Goal of the exercise |
Exclude images, then output the remaining data verbatim.

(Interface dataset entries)
==================================================

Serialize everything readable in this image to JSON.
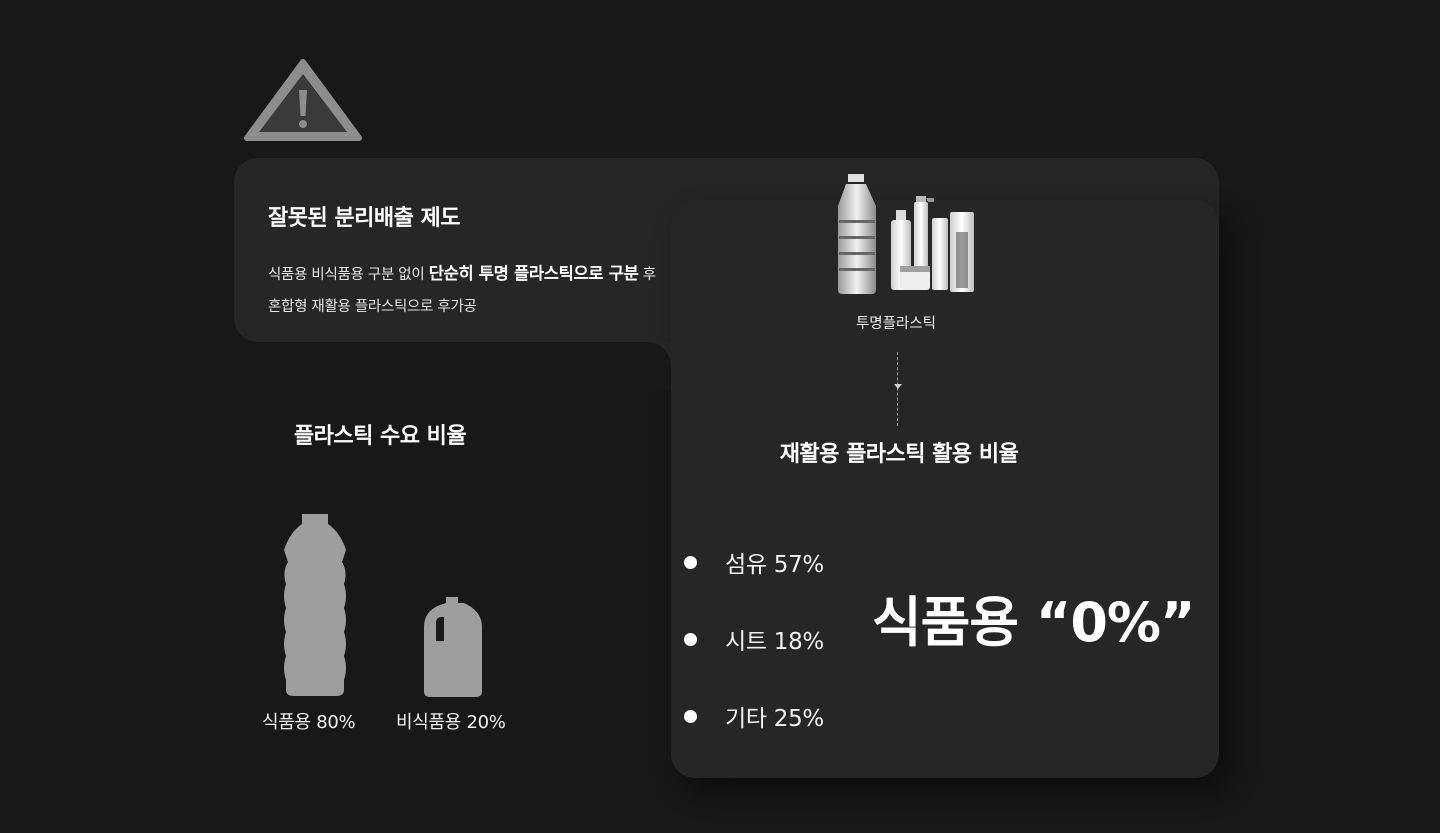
{
  "warning": {
    "icon": "warning-triangle-icon"
  },
  "problem": {
    "title": "잘못된 분리배출 제도",
    "desc_part1": "식품용 비식품용 구분 없이 ",
    "desc_strong": "단순히 투명 플라스틱으로 구분",
    "desc_part2": " 후",
    "desc_line2": "혼합형 재활용 플라스틱으로 후가공"
  },
  "clear_plastic": {
    "label": "투명플라스틱",
    "image": "bottles-photo"
  },
  "recycle": {
    "title": "재활용 플라스틱 활용 비율",
    "items": [
      {
        "label": "섬유 57%"
      },
      {
        "label": "시트 18%"
      },
      {
        "label": "기타 25%"
      }
    ],
    "highlight": "식품용 “0%”"
  },
  "demand": {
    "title": "플라스틱 수요 비율",
    "food_caption": "식품용 80%",
    "nonfood_caption": "비식품용 20%",
    "food_share": 80,
    "nonfood_share": 20
  },
  "colors": {
    "background": "#181818",
    "panel": "#262626",
    "icon_gray": "#9e9e9e",
    "text": "#ffffff"
  }
}
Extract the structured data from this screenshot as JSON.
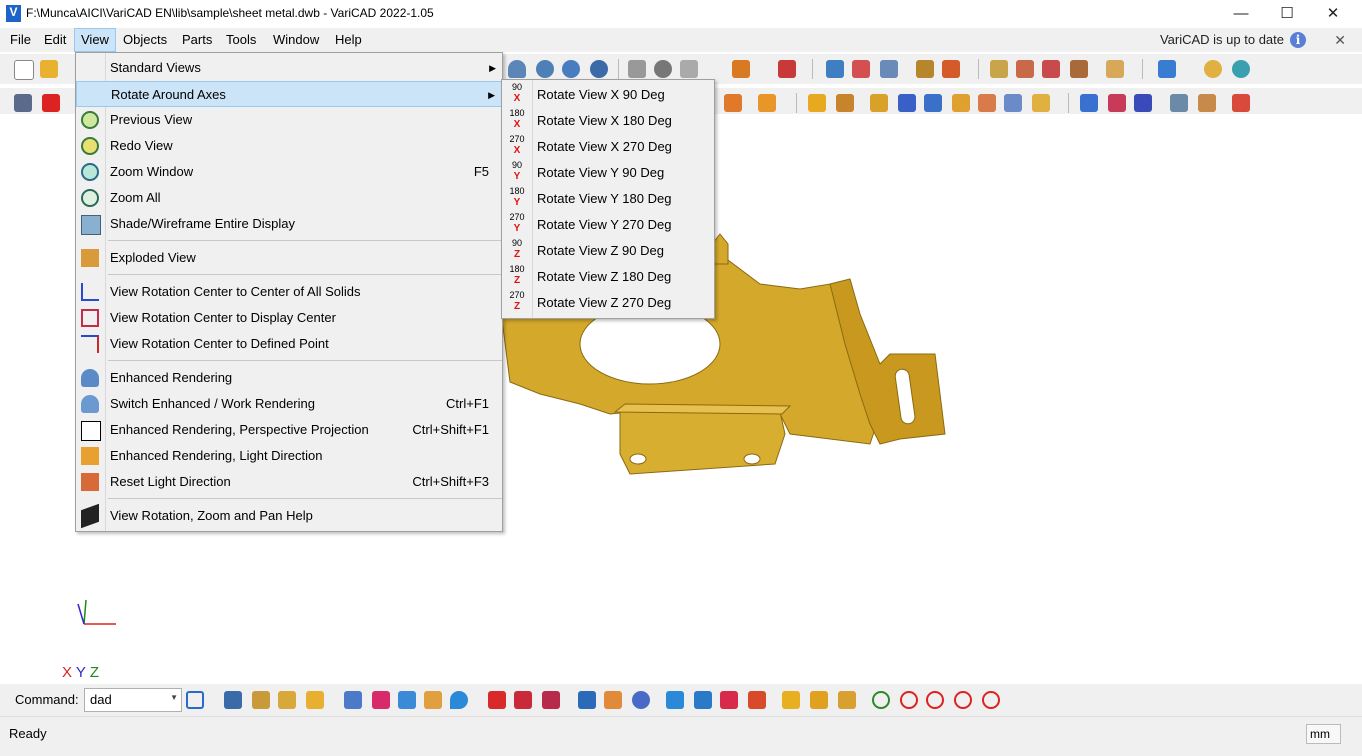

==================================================

Reply to the exercise |
Serialize everything readable in this image to JSON.
{
  "warning": {
    "icon": "warning-triangle-icon"
  },
  "problem": {
    "title": "잘못된 분리배출 제도",
    "desc_part1": "식품용 비식품용 구분 없이 ",
    "desc_strong": "단순히 투명 플라스틱으로 구분",
    "desc_part2": " 후",
    "desc_line2": "혼합형 재활용 플라스틱으로 후가공"
  },
  "clear_plastic": {
    "label": "투명플라스틱",
    "image": "bottles-photo"
  },
  "recycle": {
    "title": "재활용 플라스틱 활용 비율",
    "items": [
      {
        "label": "섬유 57%"
      },
      {
        "label": "시트 18%"
      },
      {
        "label": "기타 25%"
      }
    ],
    "highlight": "식품용 “0%”"
  },
  "demand": {
    "title": "플라스틱 수요 비율",
    "food_caption": "식품용 80%",
    "nonfood_caption": "비식품용 20%",
    "food_share": 80,
    "nonfood_share": 20
  },
  "colors": {
    "background": "#181818",
    "panel": "#262626",
    "icon_gray": "#9e9e9e",
    "text": "#ffffff"
  }
}
Extract the structured data from this screenshot as JSON.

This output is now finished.